I say what old Bill has said. He is old and talks straight (truth). We are treated like slaves, and not as we were promised. We want to go home, or have what was promised. The goods you [promised] to us in the little ship was not given to us. I don’t know what became of them. We get one cup full of flour for one days work. We are slaves. Nine of my people have died last winter from hunger and cold. I do not like the agent to abuse my people. We are willing to stay here and believe we can make our own living if we are furnished with things to work with. We should have one wagon, and two yoke of cattle per each tribe. Our women are packed like mules. They have all the potatoes and pack all the wood. They packed most of the things the ship brought from the Depot to the agency (a distance of six miles), and get one cup of flour for a days work. We do not want to be slaves. We want to work for ourselves. This is my mind.
En-ches-sa Chief of the Sixes
I want you to write my words and send them to the President. I don’t want to offend you, but I want to talk straight to you. It may be the last chance that I will ever have. If the President was here, I would talk to him as I do to you. I am an old man and not ashamed to talk. Mr. Geary promised to write to the President, but that is the last I heard about it. I don’t want to be an Indian any longer. We were told that we would soon be like white men, ff we come to the Reservation. My people have lost all confidence in the white men, but I have not. I want you to give us all the help you can, I fear when I die my people will scatter like birds. I have no confidence in Mr. Biddle. I want another agent, that will give us what you send here for us, and not sell it, and starve us. I know that you sent the ship here with flour and clothes for the Indians. I know that some of my people have died from hunger and cold. Do you think one blanket is enough for four or five Indians, and that one shirt or pantaloons will last all year. If you want us to live like white men you must help us, as we want all the help we can get. We want carts to haul our potatoes and wood in. Our women pack everything now.
Is that the way white people do? I want a gun. If I had a gun I could kill some elk. I want my people to be permitted to go outside to work for clothes. I want something done with the whites. I have never received any good from them. My people want camp kettles, and other things to cook in, We want to live like white people, and we look to you for help. I hope that you will let me have a gun. I hope Mr. Magensen (this is the Farmer) will not leave us. We could not live without him. This is my mind. I am done.
Joe Lane, Chief Too too te nays
I have not much to say. I agree with all that has been said. I will ask you for some things to cook with camp kettles and frying pans. I fear that we will suffer next winter, because there is no grain growing on the farms. None sowed last fall and but little oats this spring. I want permission to go out with some of my people, and work for clothes. I am done.
I don’t know how it is that I am not payed for making fence around the Agents house. I think I sh0uld be payed for work that I have no use for. I knew some of my people killed them. (Indian doctors who work by charm) I killed a Doctor, and sorry for it now. And will not kill any more.

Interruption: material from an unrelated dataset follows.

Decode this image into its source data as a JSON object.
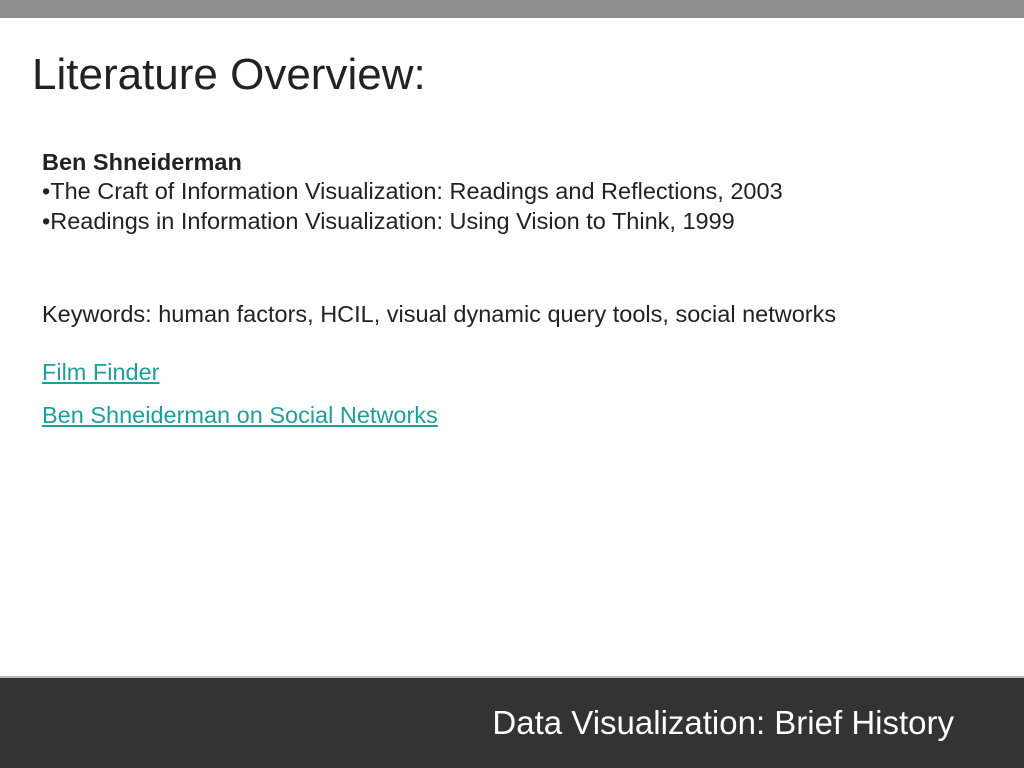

Note- Other speeches were made and noted down but very similar in sentiment and feeling. I have not deemed it necessary to transmit them.
(I wonder if a Rector collection still has these notes?)
Letter from RG 75 m234 R 613